=== What is required ===
Show each line of the listing in which the word "지식iN" occurs.

Segment Start: The data

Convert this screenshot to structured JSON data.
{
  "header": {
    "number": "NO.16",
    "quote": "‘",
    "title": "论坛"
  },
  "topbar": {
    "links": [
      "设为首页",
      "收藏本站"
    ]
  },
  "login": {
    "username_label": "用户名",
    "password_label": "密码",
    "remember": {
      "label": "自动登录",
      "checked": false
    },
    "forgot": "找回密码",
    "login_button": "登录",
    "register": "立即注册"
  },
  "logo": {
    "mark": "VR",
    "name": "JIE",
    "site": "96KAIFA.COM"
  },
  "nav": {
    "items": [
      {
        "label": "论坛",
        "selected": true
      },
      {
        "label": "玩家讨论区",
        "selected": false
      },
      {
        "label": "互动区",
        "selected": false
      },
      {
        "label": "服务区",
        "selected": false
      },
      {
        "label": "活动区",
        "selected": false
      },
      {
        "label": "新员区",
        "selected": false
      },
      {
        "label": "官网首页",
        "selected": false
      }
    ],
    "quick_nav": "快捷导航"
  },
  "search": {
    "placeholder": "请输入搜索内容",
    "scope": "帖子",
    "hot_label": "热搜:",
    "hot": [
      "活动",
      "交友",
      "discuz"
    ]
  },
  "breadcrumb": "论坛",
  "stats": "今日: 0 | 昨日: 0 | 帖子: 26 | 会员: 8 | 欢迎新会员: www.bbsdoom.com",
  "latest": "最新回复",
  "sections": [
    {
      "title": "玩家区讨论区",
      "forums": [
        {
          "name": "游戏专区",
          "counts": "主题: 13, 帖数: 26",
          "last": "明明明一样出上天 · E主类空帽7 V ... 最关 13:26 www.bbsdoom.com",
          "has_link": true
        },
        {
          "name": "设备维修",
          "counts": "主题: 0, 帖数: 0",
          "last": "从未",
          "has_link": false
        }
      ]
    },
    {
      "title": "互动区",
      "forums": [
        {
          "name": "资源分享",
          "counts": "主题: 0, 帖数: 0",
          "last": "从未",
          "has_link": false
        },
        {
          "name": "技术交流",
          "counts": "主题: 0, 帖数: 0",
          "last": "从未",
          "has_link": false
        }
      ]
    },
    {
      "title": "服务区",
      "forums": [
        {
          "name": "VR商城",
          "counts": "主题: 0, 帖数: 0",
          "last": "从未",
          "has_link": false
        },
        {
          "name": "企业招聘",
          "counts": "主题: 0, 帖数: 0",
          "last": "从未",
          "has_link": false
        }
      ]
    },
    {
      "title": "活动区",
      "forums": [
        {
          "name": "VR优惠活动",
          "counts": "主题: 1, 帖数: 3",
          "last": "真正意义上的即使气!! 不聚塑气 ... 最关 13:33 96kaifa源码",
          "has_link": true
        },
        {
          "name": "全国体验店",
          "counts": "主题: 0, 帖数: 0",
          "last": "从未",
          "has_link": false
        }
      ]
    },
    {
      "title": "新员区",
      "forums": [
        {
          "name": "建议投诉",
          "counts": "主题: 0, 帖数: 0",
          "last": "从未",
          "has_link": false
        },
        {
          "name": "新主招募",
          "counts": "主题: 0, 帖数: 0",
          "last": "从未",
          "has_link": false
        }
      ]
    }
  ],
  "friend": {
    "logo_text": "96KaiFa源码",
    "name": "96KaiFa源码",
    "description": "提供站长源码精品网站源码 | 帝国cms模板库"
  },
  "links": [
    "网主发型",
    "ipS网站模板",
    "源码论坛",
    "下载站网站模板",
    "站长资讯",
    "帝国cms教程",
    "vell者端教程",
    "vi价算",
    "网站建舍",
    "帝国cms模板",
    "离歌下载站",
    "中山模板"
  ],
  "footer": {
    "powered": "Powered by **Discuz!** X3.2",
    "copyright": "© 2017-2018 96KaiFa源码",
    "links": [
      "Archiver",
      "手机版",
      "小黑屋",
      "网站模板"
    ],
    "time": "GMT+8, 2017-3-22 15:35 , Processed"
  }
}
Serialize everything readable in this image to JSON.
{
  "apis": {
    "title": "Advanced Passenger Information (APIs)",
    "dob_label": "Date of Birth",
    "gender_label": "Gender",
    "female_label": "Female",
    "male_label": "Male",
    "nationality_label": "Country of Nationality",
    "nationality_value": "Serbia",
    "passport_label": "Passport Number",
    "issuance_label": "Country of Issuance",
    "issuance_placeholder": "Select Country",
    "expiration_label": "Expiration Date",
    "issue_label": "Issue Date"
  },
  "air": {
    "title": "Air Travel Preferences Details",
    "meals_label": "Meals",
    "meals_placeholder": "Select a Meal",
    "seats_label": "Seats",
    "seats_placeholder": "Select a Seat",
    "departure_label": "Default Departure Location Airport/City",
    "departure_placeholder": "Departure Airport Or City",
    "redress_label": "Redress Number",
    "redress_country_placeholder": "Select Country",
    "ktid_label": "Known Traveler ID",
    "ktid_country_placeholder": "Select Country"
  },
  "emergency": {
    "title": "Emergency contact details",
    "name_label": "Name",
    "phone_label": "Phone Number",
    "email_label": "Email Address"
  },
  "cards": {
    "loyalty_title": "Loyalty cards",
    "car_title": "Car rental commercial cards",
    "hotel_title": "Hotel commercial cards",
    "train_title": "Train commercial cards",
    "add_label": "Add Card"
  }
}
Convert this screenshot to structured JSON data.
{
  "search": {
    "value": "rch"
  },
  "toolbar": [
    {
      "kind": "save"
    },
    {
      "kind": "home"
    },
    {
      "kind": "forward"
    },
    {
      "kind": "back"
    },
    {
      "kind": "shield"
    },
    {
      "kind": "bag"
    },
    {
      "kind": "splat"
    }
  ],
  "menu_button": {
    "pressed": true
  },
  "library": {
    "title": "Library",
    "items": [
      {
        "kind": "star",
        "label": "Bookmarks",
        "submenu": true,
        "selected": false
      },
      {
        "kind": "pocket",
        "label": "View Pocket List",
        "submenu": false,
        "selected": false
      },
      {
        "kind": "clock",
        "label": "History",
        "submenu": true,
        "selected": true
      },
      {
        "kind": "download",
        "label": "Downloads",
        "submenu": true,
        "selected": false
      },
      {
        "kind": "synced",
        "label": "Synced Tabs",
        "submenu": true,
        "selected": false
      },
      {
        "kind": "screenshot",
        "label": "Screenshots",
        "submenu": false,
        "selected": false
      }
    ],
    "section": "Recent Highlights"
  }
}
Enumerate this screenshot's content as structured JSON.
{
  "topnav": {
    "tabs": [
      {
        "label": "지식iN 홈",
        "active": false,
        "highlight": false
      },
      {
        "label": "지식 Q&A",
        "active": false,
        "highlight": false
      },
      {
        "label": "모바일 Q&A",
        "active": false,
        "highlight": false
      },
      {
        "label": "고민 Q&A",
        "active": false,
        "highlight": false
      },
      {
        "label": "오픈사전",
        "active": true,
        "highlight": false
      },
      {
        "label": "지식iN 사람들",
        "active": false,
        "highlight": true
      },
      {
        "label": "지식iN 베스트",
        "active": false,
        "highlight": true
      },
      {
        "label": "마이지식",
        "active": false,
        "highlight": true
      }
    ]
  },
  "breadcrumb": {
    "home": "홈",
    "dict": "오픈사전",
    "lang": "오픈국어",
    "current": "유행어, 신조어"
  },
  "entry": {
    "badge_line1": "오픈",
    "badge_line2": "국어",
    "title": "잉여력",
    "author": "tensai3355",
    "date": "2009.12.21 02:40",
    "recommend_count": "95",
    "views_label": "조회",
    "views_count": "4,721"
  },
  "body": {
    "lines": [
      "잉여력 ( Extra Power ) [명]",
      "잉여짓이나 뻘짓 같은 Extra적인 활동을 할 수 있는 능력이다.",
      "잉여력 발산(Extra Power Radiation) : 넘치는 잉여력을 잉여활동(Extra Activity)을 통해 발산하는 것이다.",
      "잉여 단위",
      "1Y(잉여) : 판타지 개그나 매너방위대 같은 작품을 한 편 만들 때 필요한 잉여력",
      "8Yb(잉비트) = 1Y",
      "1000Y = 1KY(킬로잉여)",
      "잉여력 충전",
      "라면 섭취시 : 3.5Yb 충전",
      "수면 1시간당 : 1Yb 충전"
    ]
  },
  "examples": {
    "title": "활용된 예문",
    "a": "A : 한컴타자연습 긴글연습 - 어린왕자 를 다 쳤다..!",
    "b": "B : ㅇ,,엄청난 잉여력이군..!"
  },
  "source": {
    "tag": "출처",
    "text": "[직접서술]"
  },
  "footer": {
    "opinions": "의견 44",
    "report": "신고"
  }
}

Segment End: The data

=== Solution below ===
        "label": "지식iN 홈",
        "label": "지식iN 사람들",
        "label": "지식iN 베스트",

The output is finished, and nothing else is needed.